4. The Jarvis/Jarva/Gervais family, our fourth descending tree, is also of French Canadian origin and is the maiden name of my maternal grandfather’s mother, Matilda Jarvis. The founder of the family in Canada was a Parisian named Mathieu Gervais who came to Canada in the late 1600’s from Saint-Maur-des-Fosse parish near Paris. He married in 1676. His fifth generation descendant, Joseph Gervais II came with his wife Sophie LaMarre and children and settled in Berlin Township, Monroe County, MI, in 1848.

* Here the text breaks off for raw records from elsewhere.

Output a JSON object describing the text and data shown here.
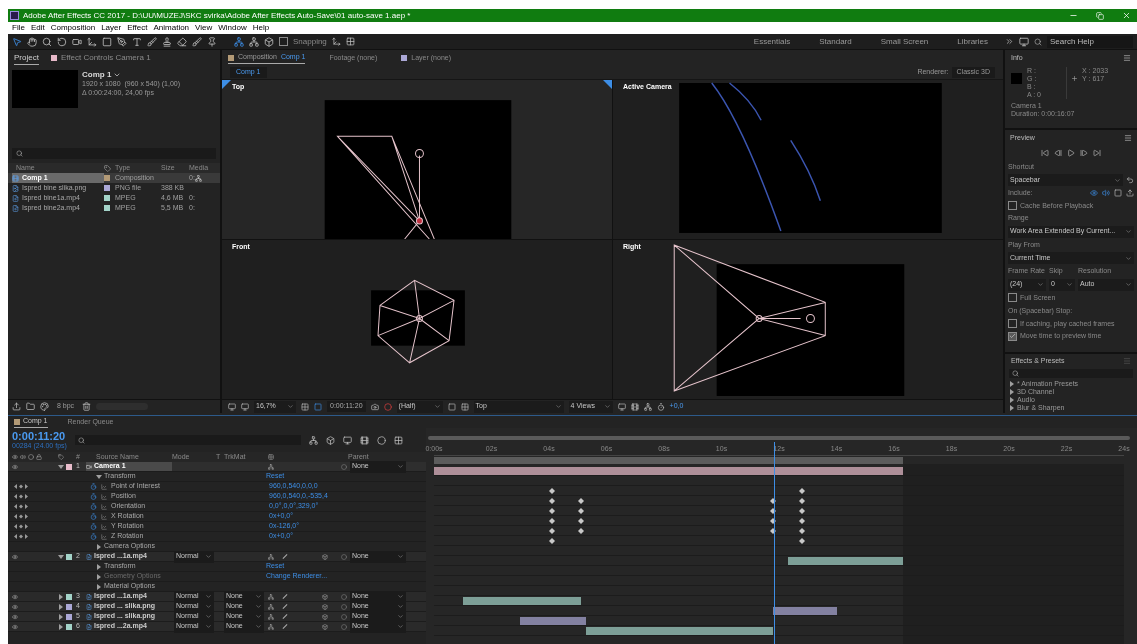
{
  "title_bar": {
    "title": "Adobe After Effects CC 2017 - D:\\UU\\MUZEJ\\SKC svirka\\Adobe After Effects Auto-Save\\01 auto-save 1.aep *"
  },
  "menu": [
    "File",
    "Edit",
    "Composition",
    "Layer",
    "Effect",
    "Animation",
    "View",
    "Window",
    "Help"
  ],
  "toolbar": {
    "snapping": {
      "label": "Snapping",
      "checked": false
    },
    "workspaces": [
      "Essentials",
      "Standard",
      "Small Screen",
      "Libraries"
    ],
    "search_help": {
      "placeholder": "Search Help"
    }
  },
  "project_panel": {
    "tabs": [
      {
        "label": "Project",
        "selected": true
      },
      {
        "label": "Effect Controls Camera 1",
        "selected": false
      }
    ],
    "comp": {
      "name": "Comp 1",
      "size": "1920 x 1080  (960 x 540) (1,00)",
      "duration": "Δ 0:00:24:00, 24,00 fps"
    },
    "columns": [
      "Name",
      "Type",
      "Size",
      "Media"
    ],
    "items": [
      {
        "kind": "composition",
        "name": "Comp 1",
        "type": "Composition",
        "media": "0:",
        "color": "#b39a76",
        "selected": true
      },
      {
        "kind": "image",
        "name": "Ispred bine slika.png",
        "type": "PNG file",
        "size": "388 KB",
        "color": "#aba8d6",
        "selected": false
      },
      {
        "kind": "video",
        "name": "Ispred bine1a.mp4",
        "type": "MPEG",
        "size": "4,6 MB",
        "media": "0:",
        "color": "#a3d3c8",
        "selected": false
      },
      {
        "kind": "video",
        "name": "Ispred bine2a.mp4",
        "type": "MPEG",
        "size": "5,5 MB",
        "media": "0:",
        "color": "#a3d3c8",
        "selected": false
      }
    ],
    "bpc": "8 bpc"
  },
  "viewer": {
    "tabs": [
      {
        "label": "Composition",
        "comp": "Comp 1",
        "selected": true
      },
      {
        "label": "Footage (none)",
        "selected": false
      },
      {
        "label": "Layer (none)",
        "selected": false
      }
    ],
    "breadcrumb": "Comp 1",
    "renderer_label": "Renderer:",
    "renderer": "Classic 3D",
    "views": [
      {
        "label": "Top",
        "kind": "top",
        "selected": true
      },
      {
        "label": "Active Camera",
        "kind": "active",
        "selected": false
      },
      {
        "label": "Front",
        "kind": "front",
        "selected": false
      },
      {
        "label": "Right",
        "kind": "right",
        "selected": false
      }
    ],
    "bottom_bar": {
      "zoom": "16,7%",
      "timecode": "0:00:11:20",
      "resolution": "(Half)",
      "view": "Top",
      "layout": "4 Views",
      "exposure": "+0,0"
    }
  },
  "info": {
    "title": "Info",
    "channels": [
      "R :",
      "G :",
      "B :",
      "A : 0"
    ],
    "coords": [
      "X : 2033",
      "Y : 617"
    ],
    "layer": "Camera 1",
    "duration": "Duration: 0:00:16:07"
  },
  "preview": {
    "title": "Preview",
    "shortcut_label": "Shortcut",
    "shortcut": "Spacebar",
    "include_label": "Include:",
    "cache": {
      "label": "Cache Before Playback",
      "checked": false
    },
    "range_label": "Range",
    "range": "Work Area Extended By Current...",
    "play_from_label": "Play From",
    "play_from": "Current Time",
    "frame_rate_label": "Frame Rate",
    "skip_label": "Skip",
    "resolution_label": "Resolution",
    "frame_rate": "(24)",
    "skip": "0",
    "resolution": "Auto",
    "full_screen": {
      "label": "Full Screen",
      "checked": false
    },
    "stop_label": "On (Spacebar) Stop:",
    "stop_options": [
      {
        "label": "If caching, play cached frames",
        "checked": false
      },
      {
        "label": "Move time to preview time",
        "checked": true
      }
    ]
  },
  "effects": {
    "title": "Effects & Presets",
    "items": [
      "* Animation Presets",
      "3D Channel",
      "Audio",
      "Blur & Sharpen"
    ]
  },
  "timeline": {
    "tabs": [
      {
        "label": "Comp 1",
        "selected": true
      },
      {
        "label": "Render Queue",
        "selected": false
      }
    ],
    "timecode": "0:00:11:20",
    "frame_info": "00284 (24.00 fps)",
    "columns": [
      "#",
      "Source Name",
      "Mode",
      "T",
      "TrkMat",
      "Parent"
    ],
    "ruler": [
      "0:00s",
      "02s",
      "04s",
      "06s",
      "08s",
      "10s",
      "12s",
      "14s",
      "16s",
      "18s",
      "20s",
      "22s",
      "24s"
    ],
    "playhead": {
      "level": 0.493
    },
    "rows": [
      {
        "kind": "camera_layer",
        "number": "1",
        "name": "Camera 1",
        "color": "#e8bccb",
        "expanded": true,
        "selected": true,
        "parent": "None"
      },
      {
        "kind": "group",
        "name": "Transform",
        "expanded": true,
        "disabled": false,
        "value": "Reset"
      },
      {
        "kind": "property",
        "name": "Point of Interest",
        "value": "960,0,540,0,0,0"
      },
      {
        "kind": "property",
        "name": "Position",
        "value": "960,0,540,0,-535,4"
      },
      {
        "kind": "property",
        "name": "Orientation",
        "value": "0,0°,0,0°,329,0°"
      },
      {
        "kind": "property",
        "name": "X Rotation",
        "value": "0x+0,0°"
      },
      {
        "kind": "property",
        "name": "Y Rotation",
        "value": "0x-126,0°"
      },
      {
        "kind": "property",
        "name": "Z Rotation",
        "value": "0x+0,0°"
      },
      {
        "kind": "group",
        "name": "Camera Options",
        "expanded": false,
        "disabled": false
      },
      {
        "kind": "footage_layer",
        "number": "2",
        "name": "Ispred ...1a.mp4",
        "color": "#a3d3c8",
        "expanded": true,
        "selected": false,
        "mode": "Normal",
        "parent": "None"
      },
      {
        "kind": "group",
        "name": "Transform",
        "expanded": false,
        "disabled": false,
        "value": "Reset"
      },
      {
        "kind": "group",
        "name": "Geometry Options",
        "expanded": false,
        "disabled": true,
        "value": "Change Renderer..."
      },
      {
        "kind": "group",
        "name": "Material Options",
        "expanded": false,
        "disabled": false
      },
      {
        "kind": "footage_layer",
        "number": "3",
        "name": "Ispred ...1a.mp4",
        "color": "#a3d3c8",
        "expanded": false,
        "selected": false,
        "mode": "Normal",
        "trkmat": "None",
        "parent": "None"
      },
      {
        "kind": "footage_layer",
        "number": "4",
        "name": "Ispred ... slika.png",
        "color": "#aba8d6",
        "expanded": false,
        "selected": false,
        "mode": "Normal",
        "trkmat": "None",
        "parent": "None"
      },
      {
        "kind": "footage_layer",
        "number": "5",
        "name": "Ispred ... slika.png",
        "color": "#aba8d6",
        "expanded": false,
        "selected": false,
        "mode": "Normal",
        "trkmat": "None",
        "parent": "None"
      },
      {
        "kind": "footage_layer",
        "number": "6",
        "name": "Ispred ...2a.mp4",
        "color": "#a3d3c8",
        "expanded": false,
        "selected": false,
        "mode": "Normal",
        "trkmat": "None",
        "parent": "None"
      }
    ]
  }
}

5. The Tremblay/Trombley Family comprises our fifth descending family tree. It is also of French Canadian origin. My maternal grandfather’s maternal grandmother was Mary Trombley. The family was founded by Pierre Tremblay who came from Rondonnay, France. The name can be traced back to Gervais du Tremblay in the 1400’s in Rondonnay, where the family appears to be hereditary owners of an iron works over the centuries. In the New World Trombley is the most common of French Canadian names. Our U.S. immigrant ancestor, Jean Baptiste Trombley came to northern Monroe County, MI, in about 1830. His first wife died, leaving him with two sons. He married a second time and this marriage produced several children, so that there are two branches of the Trombley Family in Monroe County based on his wives.
6. The Fitzsimmons family forms the sixth descending tree. My paternal grandmother was Elizabeth Fitzsimmons. The name Fitzsimmons indicates the family is descended from a Norman lord named Simon who invaded Ireland in the Middle Ages. (“Fitz” is a corruption of the French “fils” for son.) Our immigrant ancestor was Elizabeth’s father, Peter Fitsimmons, Sr. He immigrated in about 1887 to Scranton, PA, with his oldest son William and they worked in the coal mines to gain money for the passage of his wife and younger children. He repeatedly told my father that “We are from County Mayo, across the River Moy from county Sligo.” The closest town to that area is Bellina, Ireland.
At the age of 19, I started this family tree project when I wrote to my great aunt Julia Adelaide LaVoy Deszell on August 18, 1958, asking for information abou tthe LaVoy family. Now on July 16, 2014, having worked on the tree for 55 years, 10 months, and 28 days, I am terminating this project as I can no longer continue it at the age of 75 years using current technology. I have turned its contents over to Ancestry.com. Now it's your turn.
Patrick LaVoy Tombeau